Task goal:
Once the pictures are set aside, copy the data below exactly as it stands.

======== Supplied data ========

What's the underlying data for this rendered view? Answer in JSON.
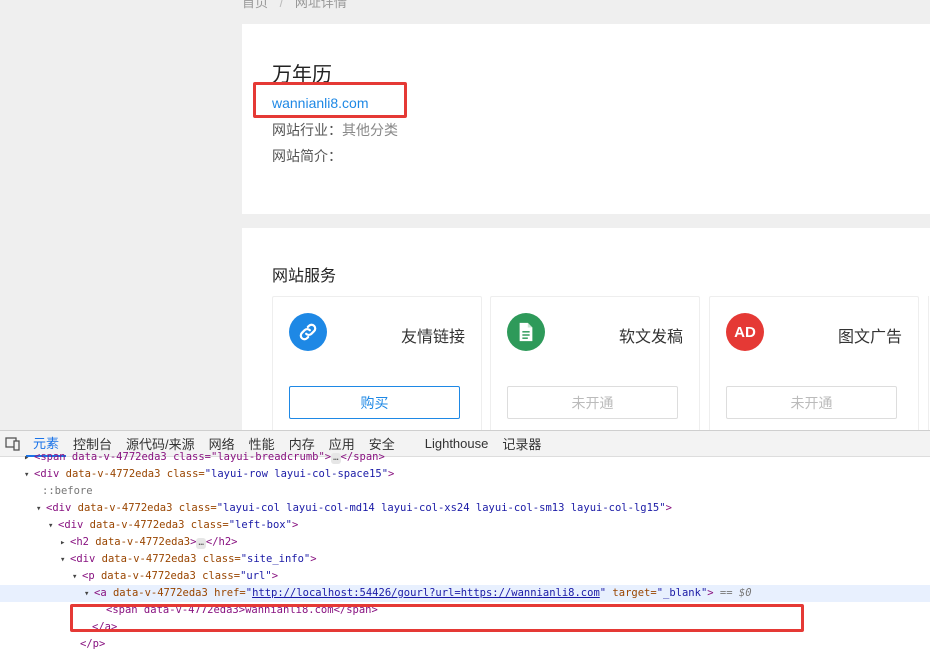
{
  "breadcrumb": {
    "home": "首页",
    "separator": "/",
    "current": "网址详情"
  },
  "site": {
    "name": "万年历",
    "url": "wannianli8.com",
    "industry_label": "网站行业：",
    "industry_value": "其他分类",
    "intro_label": "网站简介："
  },
  "services": {
    "title": "网站服务",
    "items": [
      {
        "name": "友情链接",
        "button": "购买",
        "icon": "link-icon",
        "color": "#1e88e5"
      },
      {
        "name": "软文发稿",
        "button": "未开通",
        "icon": "document-icon",
        "color": "#2e9a5a"
      },
      {
        "name": "图文广告",
        "button": "未开通",
        "icon": "ad-icon",
        "icon_text": "AD",
        "color": "#e53935"
      }
    ]
  },
  "devtools": {
    "tabs": [
      "元素",
      "控制台",
      "源代码/来源",
      "网络",
      "性能",
      "内存",
      "应用",
      "安全",
      "Lighthouse",
      "记录器"
    ],
    "active_tab": "元素",
    "lines": {
      "l0": "<span data-v-4772eda3 class=\"layui-breadcrumb\">",
      "l0_end": "</span>",
      "l1_tag": "<div",
      "l1_attr": "data-v-4772eda3",
      "l1_class_name": "class=",
      "l1_class_val": "\"layui-row layui-col-space15\"",
      "l2": "::before",
      "l3_tag": "<div",
      "l3_attr": "data-v-4772eda3",
      "l3_class_name": "class=",
      "l3_class_val": "\"layui-col layui-col-md14 layui-col-xs24 layui-col-sm13 layui-col-lg15\"",
      "l4_tag": "<div",
      "l4_attr": "data-v-4772eda3",
      "l4_class_name": "class=",
      "l4_class_val": "\"left-box\"",
      "l5_tag": "<h2",
      "l5_attr": "data-v-4772eda3",
      "l5_end": "</h2>",
      "l6_tag": "<div",
      "l6_attr": "data-v-4772eda3",
      "l6_class_name": "class=",
      "l6_class_val": "\"site_info\"",
      "l7_tag": "<p",
      "l7_attr": "data-v-4772eda3",
      "l7_class_name": "class=",
      "l7_class_val": "\"url\"",
      "l8_tag": "<a",
      "l8_attr": "data-v-4772eda3",
      "l8_href_name": "href=",
      "l8_href_val": "http://localhost:54426/gourl?url=https://wannianli8.com",
      "l8_target_name": "target=",
      "l8_target_val": "\"_blank\"",
      "l8_eq": "== $0",
      "l9": "<span data-v-4772eda3>wannianli8.com</span>",
      "l10": "</a>",
      "l11": "</p>"
    }
  }
}
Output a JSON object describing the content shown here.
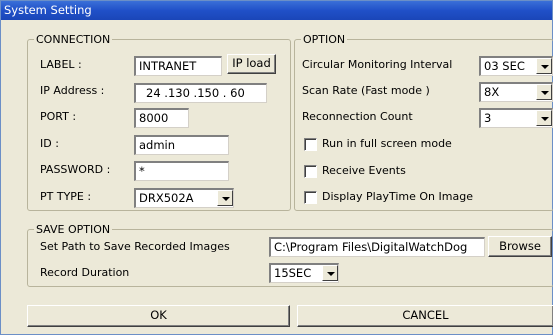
{
  "window": {
    "title": "System Setting"
  },
  "connection": {
    "title": "CONNECTION",
    "label_label": "LABEL :",
    "label_value": "INTRANET",
    "ip_load_button": "IP load",
    "ip_label": "IP Address :",
    "ip_value": "24 .130 .150 . 60",
    "port_label": "PORT :",
    "port_value": "8000",
    "id_label": "ID :",
    "id_value": "admin",
    "password_label": "PASSWORD :",
    "password_value": "*",
    "pt_type_label": "PT TYPE :",
    "pt_type_value": "DRX502A"
  },
  "option": {
    "title": "OPTION",
    "monitoring_label": "Circular Monitoring Interval",
    "monitoring_value": "03 SEC",
    "scan_rate_label": "Scan Rate (Fast mode )",
    "scan_rate_value": "8X",
    "reconnection_label": "Reconnection Count",
    "reconnection_value": "3",
    "fullscreen_label": "Run in full screen mode",
    "fullscreen_checked": false,
    "receive_events_label": "Receive Events",
    "receive_events_checked": false,
    "playtime_label": "Display PlayTime On Image",
    "playtime_checked": false
  },
  "save_option": {
    "title": "SAVE OPTION",
    "path_label": "Set Path to Save Recorded  Images",
    "path_value": "C:\\Program Files\\DigitalWatchDog",
    "browse_button": "Browse",
    "duration_label": "Record Duration",
    "duration_value": "15SEC"
  },
  "footer": {
    "ok_button": "OK",
    "cancel_button": "CANCEL"
  }
}
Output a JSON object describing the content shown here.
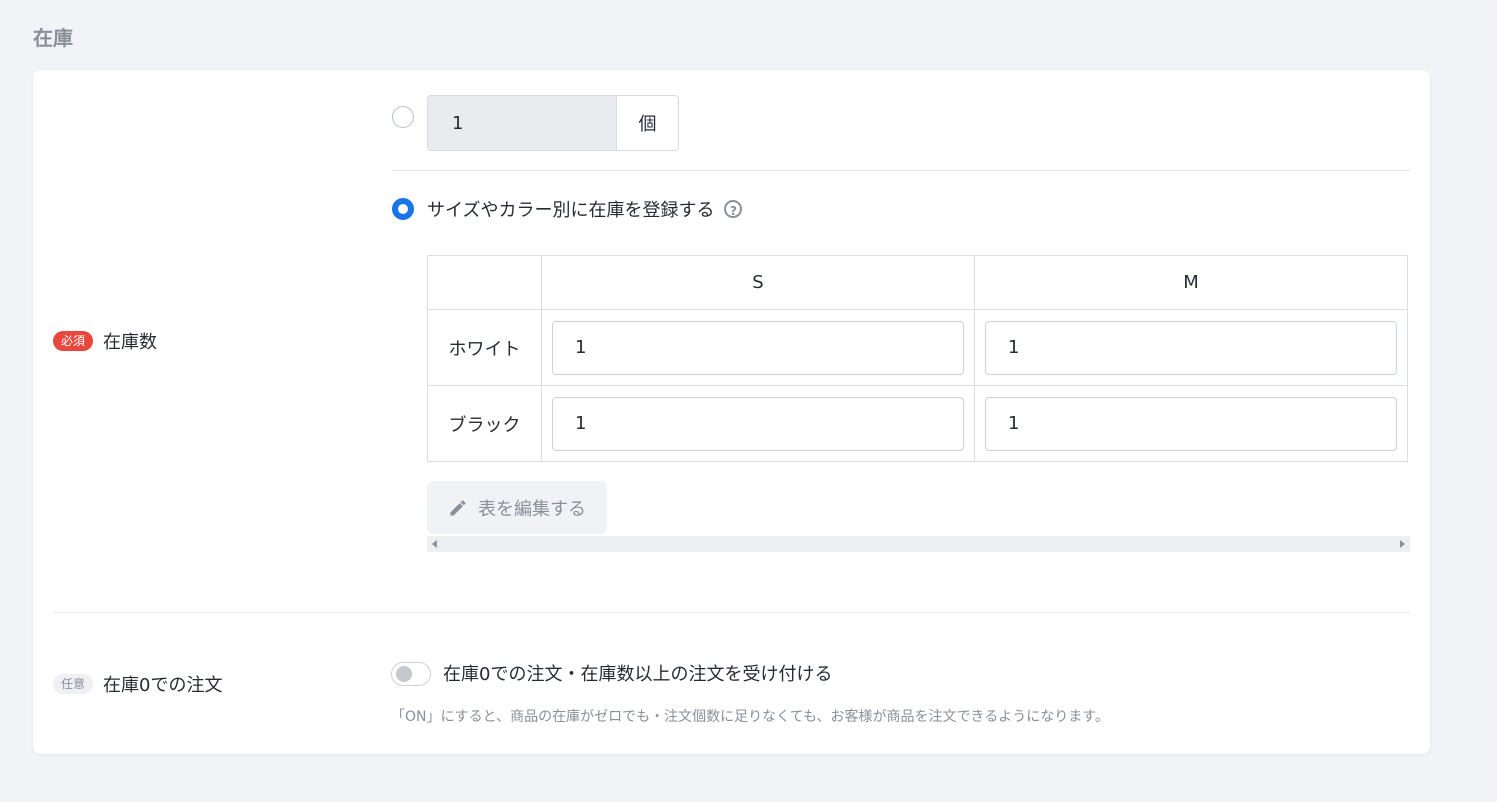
{
  "section": {
    "title": "在庫"
  },
  "stock_field": {
    "required_badge": "必須",
    "label": "在庫数",
    "simple_option": {
      "quantity": "1",
      "unit": "個"
    },
    "variant_option": {
      "label": "サイズやカラー別に在庫を登録する",
      "help_icon": "?",
      "columns": [
        "S",
        "M"
      ],
      "rows": [
        {
          "name": "ホワイト",
          "values": [
            "1",
            "1"
          ]
        },
        {
          "name": "ブラック",
          "values": [
            "1",
            "1"
          ]
        }
      ],
      "edit_button": "表を編集する"
    }
  },
  "zero_stock_field": {
    "optional_badge": "任意",
    "label": "在庫0での注文",
    "toggle_label": "在庫0での注文・在庫数以上の注文を受け付ける",
    "toggle_on": false,
    "help_text": "「ON」にすると、商品の在庫がゼロでも・注文個数に足りなくても、お客様が商品を注文できるようになります。"
  },
  "colors": {
    "accent": "#1a73e8",
    "required": "#e8473d"
  }
}
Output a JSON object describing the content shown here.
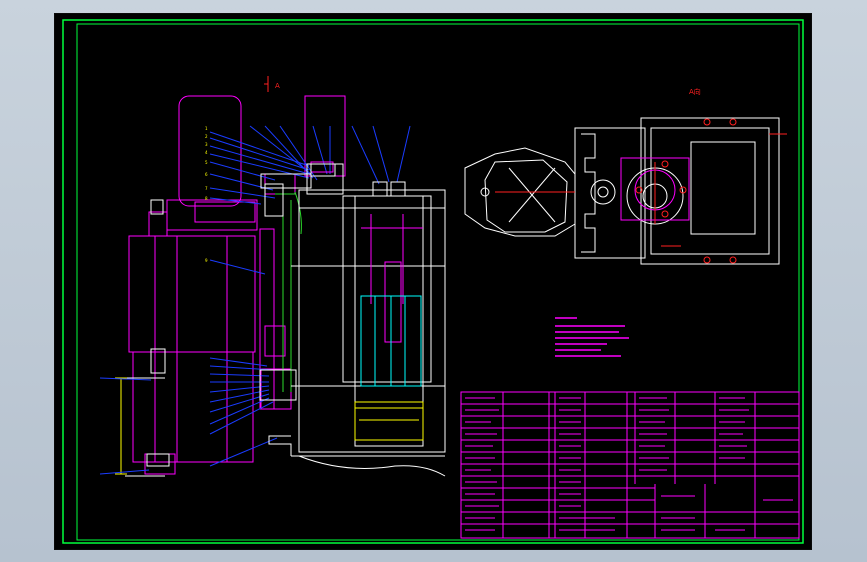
{
  "app": {
    "viewport_background": "#000000"
  },
  "colors": {
    "frame": "#00ff3c",
    "magenta": "#ff00ff",
    "blue": "#1a3cff",
    "white": "#ffffff",
    "cyan": "#00ffff",
    "yellow": "#ffff00",
    "red": "#ff2020",
    "green": "#2bdc2b"
  },
  "labels": {
    "section_mark": "A",
    "view_title": "A向"
  }
}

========

Solution:
What's the underlying data for this rendered view? Answer in JSON.
{
  "breadcrumb": {
    "home": "首页",
    "separator": "/",
    "current": "网址详情"
  },
  "site": {
    "name": "万年历",
    "url": "wannianli8.com",
    "industry_label": "网站行业：",
    "industry_value": "其他分类",
    "intro_label": "网站简介："
  },
  "services": {
    "title": "网站服务",
    "items": [
      {
        "name": "友情链接",
        "button": "购买",
        "icon": "link-icon",
        "color": "#1e88e5"
      },
      {
        "name": "软文发稿",
        "button": "未开通",
        "icon": "document-icon",
        "color": "#2e9a5a"
      },
      {
        "name": "图文广告",
        "button": "未开通",
        "icon": "ad-icon",
        "icon_text": "AD",
        "color": "#e53935"
      }
    ]
  },
  "devtools": {
    "tabs": [
      "元素",
      "控制台",
      "源代码/来源",
      "网络",
      "性能",
      "内存",
      "应用",
      "安全",
      "Lighthouse",
      "记录器"
    ],
    "active_tab": "元素",
    "lines": {
      "l0": "<span data-v-4772eda3 class=\"layui-breadcrumb\">",
      "l0_end": "</span>",
      "l1_tag": "<div",
      "l1_attr": "data-v-4772eda3",
      "l1_class_name": "class=",
      "l1_class_val": "\"layui-row layui-col-space15\"",
      "l2": "::before",
      "l3_tag": "<div",
      "l3_attr": "data-v-4772eda3",
      "l3_class_name": "class=",
      "l3_class_val": "\"layui-col layui-col-md14 layui-col-xs24 layui-col-sm13 layui-col-lg15\"",
      "l4_tag": "<div",
      "l4_attr": "data-v-4772eda3",
      "l4_class_name": "class=",
      "l4_class_val": "\"left-box\"",
      "l5_tag": "<h2",
      "l5_attr": "data-v-4772eda3",
      "l5_end": "</h2>",
      "l6_tag": "<div",
      "l6_attr": "data-v-4772eda3",
      "l6_class_name": "class=",
      "l6_class_val": "\"site_info\"",
      "l7_tag": "<p",
      "l7_attr": "data-v-4772eda3",
      "l7_class_name": "class=",
      "l7_class_val": "\"url\"",
      "l8_tag": "<a",
      "l8_attr": "data-v-4772eda3",
      "l8_href_name": "href=",
      "l8_href_val": "http://localhost:54426/gourl?url=https://wannianli8.com",
      "l8_target_name": "target=",
      "l8_target_val": "\"_blank\"",
      "l8_eq": "== $0",
      "l9": "<span data-v-4772eda3>wannianli8.com</span>",
      "l10": "</a>",
      "l11": "</p>"
    }
  }
}
Output a JSON object describing the content shown here.
{
  "window": {
    "title": "System Setting"
  },
  "connection": {
    "title": "CONNECTION",
    "label_label": "LABEL :",
    "label_value": "INTRANET",
    "ip_load_button": "IP load",
    "ip_label": "IP Address :",
    "ip_value": "24 .130 .150 . 60",
    "port_label": "PORT :",
    "port_value": "8000",
    "id_label": "ID :",
    "id_value": "admin",
    "password_label": "PASSWORD :",
    "password_value": "*",
    "pt_type_label": "PT TYPE :",
    "pt_type_value": "DRX502A"
  },
  "option": {
    "title": "OPTION",
    "monitoring_label": "Circular Monitoring Interval",
    "monitoring_value": "03 SEC",
    "scan_rate_label": "Scan Rate (Fast mode )",
    "scan_rate_value": "8X",
    "reconnection_label": "Reconnection Count",
    "reconnection_value": "3",
    "fullscreen_label": "Run in full screen mode",
    "fullscreen_checked": false,
    "receive_events_label": "Receive Events",
    "receive_events_checked": false,
    "playtime_label": "Display PlayTime On Image",
    "playtime_checked": false
  },
  "save_option": {
    "title": "SAVE OPTION",
    "path_label": "Set Path to Save Recorded  Images",
    "path_value": "C:\\Program Files\\DigitalWatchDog",
    "browse_button": "Browse",
    "duration_label": "Record Duration",
    "duration_value": "15SEC"
  },
  "footer": {
    "ok_button": "OK",
    "cancel_button": "CANCEL"
  }
}
Output a JSON object describing the content shown here.
{
  "section": {
    "title": "在庫"
  },
  "stock_field": {
    "required_badge": "必須",
    "label": "在庫数",
    "simple_option": {
      "quantity": "1",
      "unit": "個"
    },
    "variant_option": {
      "label": "サイズやカラー別に在庫を登録する",
      "help_icon": "?",
      "columns": [
        "S",
        "M"
      ],
      "rows": [
        {
          "name": "ホワイト",
          "values": [
            "1",
            "1"
          ]
        },
        {
          "name": "ブラック",
          "values": [
            "1",
            "1"
          ]
        }
      ],
      "edit_button": "表を編集する"
    }
  },
  "zero_stock_field": {
    "optional_badge": "任意",
    "label": "在庫0での注文",
    "toggle_label": "在庫0での注文・在庫数以上の注文を受け付ける",
    "toggle_on": false,
    "help_text": "「ON」にすると、商品の在庫がゼロでも・注文個数に足りなくても、お客様が商品を注文できるようになります。"
  },
  "colors": {
    "accent": "#1a73e8",
    "required": "#e8473d"
  }
}
Output a JSON object describing the content shown here.
{
  "app": {
    "viewport_background": "#000000"
  },
  "colors": {
    "frame": "#00ff3c",
    "magenta": "#ff00ff",
    "blue": "#1a3cff",
    "white": "#ffffff",
    "cyan": "#00ffff",
    "yellow": "#ffff00",
    "red": "#ff2020",
    "green": "#2bdc2b"
  },
  "labels": {
    "section_mark": "A",
    "view_title": "A向"
  }
}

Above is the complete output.